After going through another frustrating moment of failure during the opening scene, Bernstein comes to have more doubt on his business, but then he gets one unlikely but brilliant idea while watching an Indian cricket bowler on TV. It goes without saying that cricket and baseball are different kinds of sports, but Bernstein sees the possibility of discovering Indian cricket players who can pitch as fast as American major league pitcher, and he immediately goes for his idea. He manages to get a rich investor interested in this possibility, and he also persuades Tom House (Bill Paxton), an unorthodox baseball coach/trainer who is naturally skeptical about Bernstein’s plan but eventually agrees to join him.
The most amusing part in the film is about a culture shock Bernstein experiences right after he arrives in Mumbai. While trying to understand how things can be worked out in the city where everything looks busy and messy on the streets, he meets his local assistant Vivek (Darshan Jariwala), and then he comes across Amit Rohan (Pitobash Tripathy), a baseball fan who mainly functions as a comic relief in the film as always behaving like an eager, bumbling puppy dog ready to impress its owner. Amiable in his broad role, Tripathy often looks so goofy in his performance that I was actually surprised to know later that this character does have a real-life counterpart, who is probably a lot different from how he is depicted in the film.
Anyway, after Ray Poitevint (Alan Arkin, who literally sleeps through his usual deadpan mode at times), an old, cranky veteran scouter who does not look that interested in recruitment, arrives as the last member of Bernstein’s recruitment team, Bernstein and others embark on their long search for finding their potential candidates, but their first days turn out to be disappointing to say the least. They successfully promote their talent contest on the local media, and many participants are gladly willing to try themselves, but none of them can pitch faster than at least 80 miles (about 130 km) per hour.
However, they soon find a bunch of suitable recruits as they continue their journey around India, and the screenplay by Tom McCarthy focuses on two of these recruits because, well, these two lads are going to win the ticket to America at the final contest to be held (is that a spoiler?). Dinesh Patel (Madhur Mittal from “Slumdog Millionaire” (2008)) is happy to get a big chance for him and his poor family, and the same thing can be said about Rinku Singh (Suraj Sharma from “Life of Pi” (2012)).

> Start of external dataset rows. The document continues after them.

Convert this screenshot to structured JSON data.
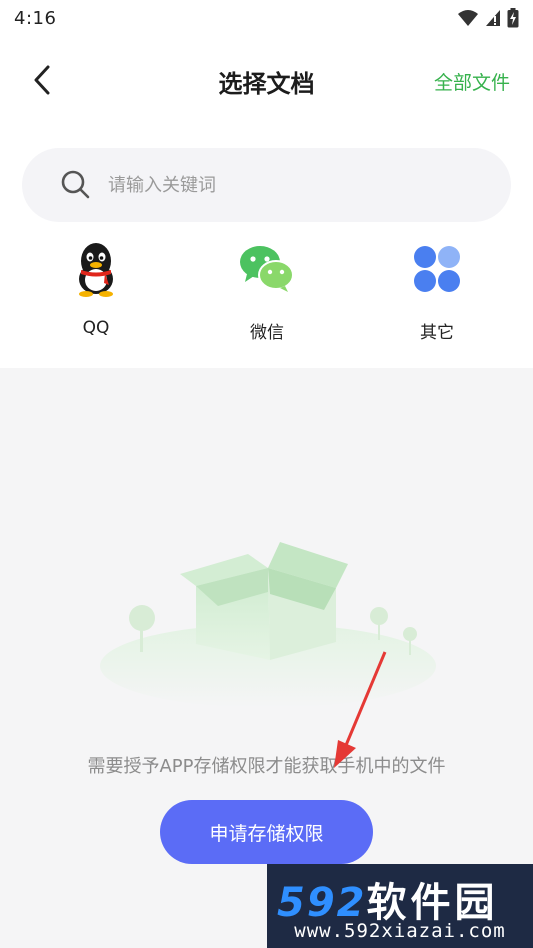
{
  "status_bar": {
    "time": "4:16"
  },
  "nav": {
    "title": "选择文档",
    "action_label": "全部文件"
  },
  "search": {
    "placeholder": "请输入关键词"
  },
  "sources": [
    {
      "label": "QQ",
      "icon": "qq-penguin-icon"
    },
    {
      "label": "微信",
      "icon": "wechat-icon"
    },
    {
      "label": "其它",
      "icon": "other-apps-icon"
    }
  ],
  "empty_state": {
    "tip": "需要授予APP存储权限才能获取手机中的文件",
    "button_label": "申请存储权限"
  },
  "watermark": {
    "logo_num": "592",
    "logo_cn": "软件园",
    "url": "www.592xiazai.com"
  },
  "colors": {
    "accent_green": "#37b24d",
    "button_blue": "#5b6cf6",
    "arrow_red": "#e53935"
  }
}
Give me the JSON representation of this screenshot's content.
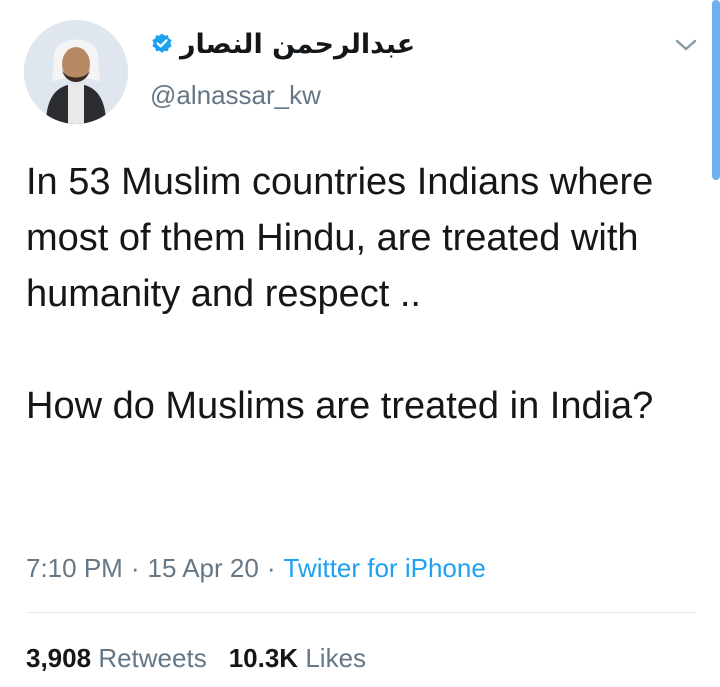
{
  "user": {
    "display_name": "عبدالرحمن النصار",
    "handle": "@alnassar_kw",
    "verified": true
  },
  "tweet": {
    "paragraphs": [
      "In 53 Muslim countries Indians where most of them Hindu, are treated with humanity and respect ..",
      "How do Muslims are treated in India?"
    ],
    "time": "7:10 PM",
    "dot": "·",
    "date": "15 Apr 20",
    "source": "Twitter for iPhone"
  },
  "stats": {
    "retweets_count": "3,908",
    "retweets_label": "Retweets",
    "likes_count": "10.3K",
    "likes_label": "Likes"
  },
  "colors": {
    "verified": "#1da1f2",
    "link": "#1da1f2",
    "secondary_text": "#657786",
    "primary_text": "#14171a",
    "scroll_accent": "#6fb0ef"
  },
  "icons": {
    "verified": "verified-badge-icon",
    "menu": "chevron-down-icon"
  }
}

The rest of the movie becomes very predictable after Bernstein returns to US along with Patel, Singh, and Rohan, who works as the translator for these two young men while they learn more to speak English. While we definitely get the comic moments of cultural/social differences, there will also be a couple of big dramatic circumstances as you can expect from an underdog sports movie, and it is not much of a spoiler to tell you that our ambitious sports agent will be more dedicated to his potential clients like Jerry McGuire as learning to be a better person from those decent outsiders and his kind tenant Brenda Fenwick (Lake Bell, who is under-utilized in her thankless role), a young hospital intern girl who is destined be his love interest despite his current preference to bachelorhood.
John Hamm does as much as he can with his dashing likability, but his performance is often disrupted by the uneven characterization and narrative in the screenplay, and his character’s changes along the plot feel artificial and disjointed rather than organic. Bernstein behaves like a jerk in front of his recruits at one point, and then he becomes caring after being reminded that he forgets what is really important, and then he becomes less caring later when that is required by the plot. While stuck in their stereotype roles, Pitobash Tripathy, Madhur Mittal, and Suraj Sharma acquit themselves well on the whole, and I appreciate that the movie does not overlook Patel and Singh’s personal struggle as the strangers in a world very unfamiliar to them.
The movie is directed by Craig Gillespie, who previously directed a quirky comedy film “Lars and the Real Girl” (2007). That movie works despite its outrageous fictional premise while being quite funny and poignant, but “Million Dollar Arm” does not leave much impression on me, and I must say I was far more entertained by what is shown around its end credits. Yes, those two Indian guys really got such a dramatic chance of lifetime in reality, but this passable sports film looks far more synthetic compare to their truly interesting real-life story.